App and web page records
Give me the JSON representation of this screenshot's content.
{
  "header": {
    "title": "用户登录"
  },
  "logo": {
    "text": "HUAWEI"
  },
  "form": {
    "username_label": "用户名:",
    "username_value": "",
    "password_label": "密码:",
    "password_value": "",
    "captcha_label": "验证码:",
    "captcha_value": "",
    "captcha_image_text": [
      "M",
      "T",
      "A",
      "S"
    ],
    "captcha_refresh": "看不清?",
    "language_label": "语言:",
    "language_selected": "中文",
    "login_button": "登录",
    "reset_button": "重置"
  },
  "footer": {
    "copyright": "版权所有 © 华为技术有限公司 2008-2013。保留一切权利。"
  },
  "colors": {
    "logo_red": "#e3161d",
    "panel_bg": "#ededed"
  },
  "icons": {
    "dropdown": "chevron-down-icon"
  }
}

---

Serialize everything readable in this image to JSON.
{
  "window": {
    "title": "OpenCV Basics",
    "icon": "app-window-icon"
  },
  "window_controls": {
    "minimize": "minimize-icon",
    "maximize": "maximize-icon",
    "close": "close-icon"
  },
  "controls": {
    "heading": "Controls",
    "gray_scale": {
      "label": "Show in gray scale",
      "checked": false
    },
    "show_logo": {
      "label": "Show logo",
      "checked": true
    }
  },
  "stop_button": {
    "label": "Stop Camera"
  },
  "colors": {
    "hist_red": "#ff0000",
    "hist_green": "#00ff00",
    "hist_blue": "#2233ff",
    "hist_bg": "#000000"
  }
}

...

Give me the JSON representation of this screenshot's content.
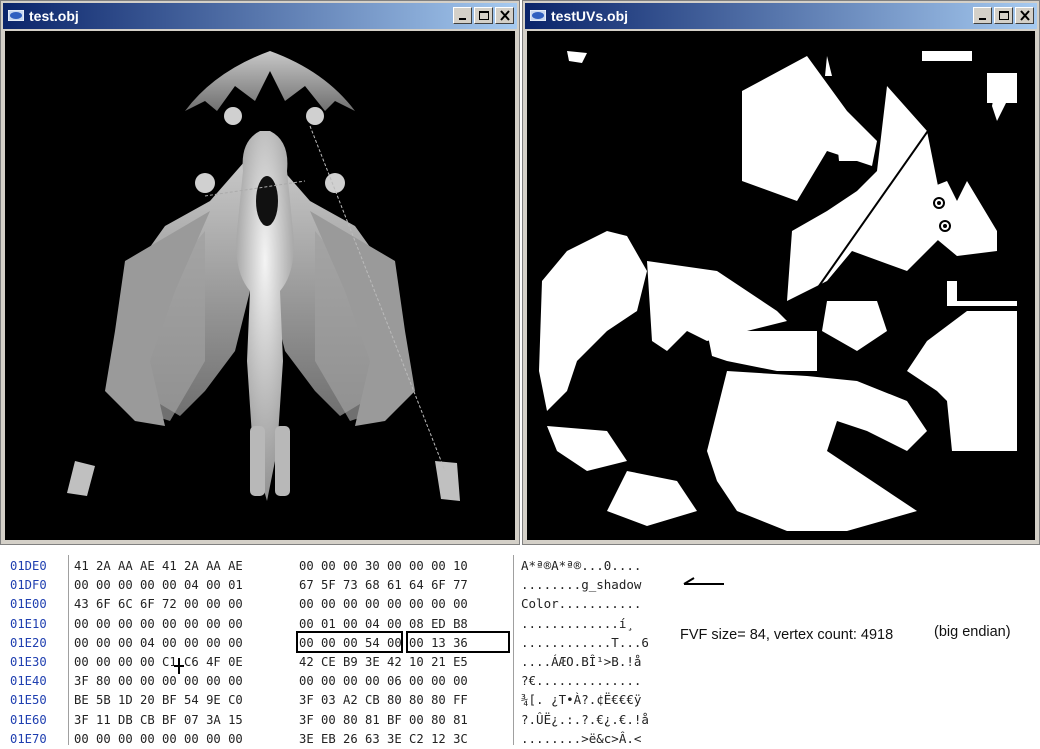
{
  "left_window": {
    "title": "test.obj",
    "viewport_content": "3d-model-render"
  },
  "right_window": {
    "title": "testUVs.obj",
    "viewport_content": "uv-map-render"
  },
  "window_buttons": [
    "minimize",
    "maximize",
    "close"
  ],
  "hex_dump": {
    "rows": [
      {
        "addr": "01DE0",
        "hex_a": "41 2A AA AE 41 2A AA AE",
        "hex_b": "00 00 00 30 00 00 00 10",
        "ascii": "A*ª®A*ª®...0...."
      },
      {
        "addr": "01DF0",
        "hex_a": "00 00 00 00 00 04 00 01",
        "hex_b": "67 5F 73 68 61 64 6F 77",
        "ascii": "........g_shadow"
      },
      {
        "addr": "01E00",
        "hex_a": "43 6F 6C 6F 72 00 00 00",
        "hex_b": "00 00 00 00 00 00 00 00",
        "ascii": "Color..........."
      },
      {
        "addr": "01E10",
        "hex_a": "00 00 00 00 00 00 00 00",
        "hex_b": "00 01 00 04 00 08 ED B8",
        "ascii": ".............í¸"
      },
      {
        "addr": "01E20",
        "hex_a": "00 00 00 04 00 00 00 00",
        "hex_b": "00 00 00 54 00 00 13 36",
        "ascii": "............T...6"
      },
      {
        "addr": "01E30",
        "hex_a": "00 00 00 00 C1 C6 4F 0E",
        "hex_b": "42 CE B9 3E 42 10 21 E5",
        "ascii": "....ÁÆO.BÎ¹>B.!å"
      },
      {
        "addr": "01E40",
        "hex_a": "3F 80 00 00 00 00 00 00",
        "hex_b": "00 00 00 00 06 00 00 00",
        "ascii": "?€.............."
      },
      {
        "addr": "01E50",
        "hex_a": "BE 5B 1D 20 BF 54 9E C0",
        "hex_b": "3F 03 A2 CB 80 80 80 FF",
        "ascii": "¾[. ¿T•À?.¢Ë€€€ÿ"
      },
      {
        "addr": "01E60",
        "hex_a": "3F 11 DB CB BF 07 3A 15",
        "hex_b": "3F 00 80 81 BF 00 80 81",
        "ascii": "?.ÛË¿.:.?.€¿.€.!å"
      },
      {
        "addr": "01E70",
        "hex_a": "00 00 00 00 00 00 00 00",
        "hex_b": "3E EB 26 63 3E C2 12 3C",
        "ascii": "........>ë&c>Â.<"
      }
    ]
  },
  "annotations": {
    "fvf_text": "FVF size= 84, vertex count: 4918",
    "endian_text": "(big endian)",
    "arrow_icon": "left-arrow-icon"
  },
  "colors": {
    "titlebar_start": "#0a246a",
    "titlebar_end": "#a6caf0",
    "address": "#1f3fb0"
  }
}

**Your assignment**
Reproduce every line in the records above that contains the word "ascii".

**Worked solution**
        "ascii": "A*ª®A*ª®...0...."
        "ascii": "........g_shadow"
        "ascii": "Color..........."
        "ascii": ".............í¸"
        "ascii": "............T...6"
        "ascii": "....ÁÆO.BÎ¹>B.!å"
        "ascii": "?€.............."
        "ascii": "¾[. ¿T•À?.¢Ë€€€ÿ"
        "ascii": "?.ÛË¿.:.?.€¿.€.!å"
        "ascii": "........>ë&c>Â.<"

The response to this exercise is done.